Exercise aim: After reading the listing below, copy it out exactly.

Source material:
━━━━━━
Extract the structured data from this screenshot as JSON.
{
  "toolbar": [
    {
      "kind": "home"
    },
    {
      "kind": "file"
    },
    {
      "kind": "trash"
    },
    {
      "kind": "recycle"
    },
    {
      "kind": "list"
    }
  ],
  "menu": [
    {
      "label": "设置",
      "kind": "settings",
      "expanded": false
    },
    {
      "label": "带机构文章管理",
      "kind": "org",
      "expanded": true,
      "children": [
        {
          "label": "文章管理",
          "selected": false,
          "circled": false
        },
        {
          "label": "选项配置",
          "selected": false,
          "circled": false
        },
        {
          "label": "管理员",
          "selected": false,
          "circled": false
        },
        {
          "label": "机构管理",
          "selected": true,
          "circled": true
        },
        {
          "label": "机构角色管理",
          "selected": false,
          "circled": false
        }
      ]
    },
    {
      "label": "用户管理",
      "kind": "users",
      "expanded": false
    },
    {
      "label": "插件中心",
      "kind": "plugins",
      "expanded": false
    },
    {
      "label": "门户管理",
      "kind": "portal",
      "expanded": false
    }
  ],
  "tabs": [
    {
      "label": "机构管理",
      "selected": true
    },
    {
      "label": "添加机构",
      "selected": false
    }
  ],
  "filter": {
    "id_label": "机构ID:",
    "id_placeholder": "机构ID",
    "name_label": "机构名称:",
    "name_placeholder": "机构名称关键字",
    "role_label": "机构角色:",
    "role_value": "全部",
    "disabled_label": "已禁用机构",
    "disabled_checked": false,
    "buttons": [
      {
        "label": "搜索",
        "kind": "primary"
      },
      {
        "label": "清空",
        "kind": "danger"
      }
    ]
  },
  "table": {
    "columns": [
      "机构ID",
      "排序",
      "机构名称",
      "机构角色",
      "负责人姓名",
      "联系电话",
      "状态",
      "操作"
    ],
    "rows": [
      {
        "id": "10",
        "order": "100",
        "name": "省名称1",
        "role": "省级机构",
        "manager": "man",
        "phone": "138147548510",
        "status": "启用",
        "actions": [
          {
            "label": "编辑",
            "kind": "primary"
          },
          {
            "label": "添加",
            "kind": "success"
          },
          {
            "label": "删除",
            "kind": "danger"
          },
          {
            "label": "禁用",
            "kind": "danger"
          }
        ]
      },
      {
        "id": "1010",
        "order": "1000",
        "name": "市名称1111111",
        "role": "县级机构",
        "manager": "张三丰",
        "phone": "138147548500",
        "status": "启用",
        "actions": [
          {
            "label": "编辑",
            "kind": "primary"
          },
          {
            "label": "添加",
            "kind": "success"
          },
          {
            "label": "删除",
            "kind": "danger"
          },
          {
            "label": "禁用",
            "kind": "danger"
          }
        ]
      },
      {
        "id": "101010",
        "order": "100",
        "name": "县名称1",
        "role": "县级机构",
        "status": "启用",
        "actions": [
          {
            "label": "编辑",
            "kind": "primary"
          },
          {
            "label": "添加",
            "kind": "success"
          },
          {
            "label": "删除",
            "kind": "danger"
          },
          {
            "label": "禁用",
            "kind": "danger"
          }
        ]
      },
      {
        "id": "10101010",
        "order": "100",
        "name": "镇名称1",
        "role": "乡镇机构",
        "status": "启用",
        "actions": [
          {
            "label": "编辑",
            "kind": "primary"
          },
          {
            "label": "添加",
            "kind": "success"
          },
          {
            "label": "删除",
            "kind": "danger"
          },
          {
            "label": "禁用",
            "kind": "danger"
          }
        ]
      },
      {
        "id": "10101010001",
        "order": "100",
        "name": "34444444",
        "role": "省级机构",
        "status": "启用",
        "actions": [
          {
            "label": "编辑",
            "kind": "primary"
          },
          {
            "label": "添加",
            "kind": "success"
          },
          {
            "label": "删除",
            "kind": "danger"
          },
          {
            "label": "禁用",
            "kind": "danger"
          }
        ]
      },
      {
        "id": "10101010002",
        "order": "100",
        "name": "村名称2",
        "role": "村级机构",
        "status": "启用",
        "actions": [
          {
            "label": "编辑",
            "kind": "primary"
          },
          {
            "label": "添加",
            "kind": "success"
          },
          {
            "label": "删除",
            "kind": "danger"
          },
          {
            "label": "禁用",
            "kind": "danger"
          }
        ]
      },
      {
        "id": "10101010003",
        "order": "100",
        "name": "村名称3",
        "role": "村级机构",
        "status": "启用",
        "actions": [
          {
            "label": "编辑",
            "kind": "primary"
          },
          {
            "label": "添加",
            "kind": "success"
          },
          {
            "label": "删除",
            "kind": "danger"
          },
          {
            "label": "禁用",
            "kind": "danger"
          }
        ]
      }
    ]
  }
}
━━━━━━
Response to the exercise:
Extract the structured data from this screenshot as JSON.
{
  "toolbar": [
    {
      "kind": "home"
    },
    {
      "kind": "file"
    },
    {
      "kind": "trash"
    },
    {
      "kind": "recycle"
    },
    {
      "kind": "list"
    }
  ],
  "menu": [
    {
      "label": "设置",
      "kind": "settings",
      "expanded": false
    },
    {
      "label": "带机构文章管理",
      "kind": "org",
      "expanded": true,
      "children": [
        {
          "label": "文章管理",
          "selected": false,
          "circled": false
        },
        {
          "label": "选项配置",
          "selected": false,
          "circled": false
        },
        {
          "label": "管理员",
          "selected": false,
          "circled": false
        },
        {
          "label": "机构管理",
          "selected": true,
          "circled": true
        },
        {
          "label": "机构角色管理",
          "selected": false,
          "circled": false
        }
      ]
    },
    {
      "label": "用户管理",
      "kind": "users",
      "expanded": false
    },
    {
      "label": "插件中心",
      "kind": "plugins",
      "expanded": false
    },
    {
      "label": "门户管理",
      "kind": "portal",
      "expanded": false
    }
  ],
  "tabs": [
    {
      "label": "机构管理",
      "selected": true
    },
    {
      "label": "添加机构",
      "selected": false
    }
  ],
  "filter": {
    "id_label": "机构ID:",
    "id_placeholder": "机构ID",
    "name_label": "机构名称:",
    "name_placeholder": "机构名称关键字",
    "role_label": "机构角色:",
    "role_value": "全部",
    "disabled_label": "已禁用机构",
    "disabled_checked": false,
    "buttons": [
      {
        "label": "搜索",
        "kind": "primary"
      },
      {
        "label": "清空",
        "kind": "danger"
      }
    ]
  },
  "table": {
    "columns": [
      "机构ID",
      "排序",
      "机构名称",
      "机构角色",
      "负责人姓名",
      "联系电话",
      "状态",
      "操作"
    ],
    "rows": [
      {
        "id": "10",
        "order": "100",
        "name": "省名称1",
        "role": "省级机构",
        "manager": "man",
        "phone": "138147548510",
        "status": "启用",
        "actions": [
          {
            "label": "编辑",
            "kind": "primary"
          },
          {
            "label": "添加",
            "kind": "success"
          },
          {
            "label": "删除",
            "kind": "danger"
          },
          {
            "label": "禁用",
            "kind": "danger"
          }
        ]
      },
      {
        "id": "1010",
        "order": "1000",
        "name": "市名称1111111",
        "role": "县级机构",
        "manager": "张三丰",
        "phone": "138147548500",
        "status": "启用",
        "actions": [
          {
            "label": "编辑",
            "kind": "primary"
          },
          {
            "label": "添加",
            "kind": "success"
          },
          {
            "label": "删除",
            "kind": "danger"
          },
          {
            "label": "禁用",
            "kind": "danger"
          }
        ]
      },
      {
        "id": "101010",
        "order": "100",
        "name": "县名称1",
        "role": "县级机构",
        "status": "启用",
        "actions": [
          {
            "label": "编辑",
            "kind": "primary"
          },
          {
            "label": "添加",
            "kind": "success"
          },
          {
            "label": "删除",
            "kind": "danger"
          },
          {
            "label": "禁用",
            "kind": "danger"
          }
        ]
      },
      {
        "id": "10101010",
        "order": "100",
        "name": "镇名称1",
        "role": "乡镇机构",
        "status": "启用",
        "actions": [
          {
            "label": "编辑",
            "kind": "primary"
          },
          {
            "label": "添加",
            "kind": "success"
          },
          {
            "label": "删除",
            "kind": "danger"
          },
          {
            "label": "禁用",
            "kind": "danger"
          }
        ]
      },
      {
        "id": "10101010001",
        "order": "100",
        "name": "34444444",
        "role": "省级机构",
        "status": "启用",
        "actions": [
          {
            "label": "编辑",
            "kind": "primary"
          },
          {
            "label": "添加",
            "kind": "success"
          },
          {
            "label": "删除",
            "kind": "danger"
          },
          {
            "label": "禁用",
            "kind": "danger"
          }
        ]
      },
      {
        "id": "10101010002",
        "order": "100",
        "name": "村名称2",
        "role": "村级机构",
        "status": "启用",
        "actions": [
          {
            "label": "编辑",
            "kind": "primary"
          },
          {
            "label": "添加",
            "kind": "success"
          },
          {
            "label": "删除",
            "kind": "danger"
          },
          {
            "label": "禁用",
            "kind": "danger"
          }
        ]
      },
      {
        "id": "10101010003",
        "order": "100",
        "name": "村名称3",
        "role": "村级机构",
        "status": "启用",
        "actions": [
          {
            "label": "编辑",
            "kind": "primary"
          },
          {
            "label": "添加",
            "kind": "success"
          },
          {
            "label": "删除",
            "kind": "danger"
          },
          {
            "label": "禁用",
            "kind": "danger"
          }
        ]
      }
    ]
  }
}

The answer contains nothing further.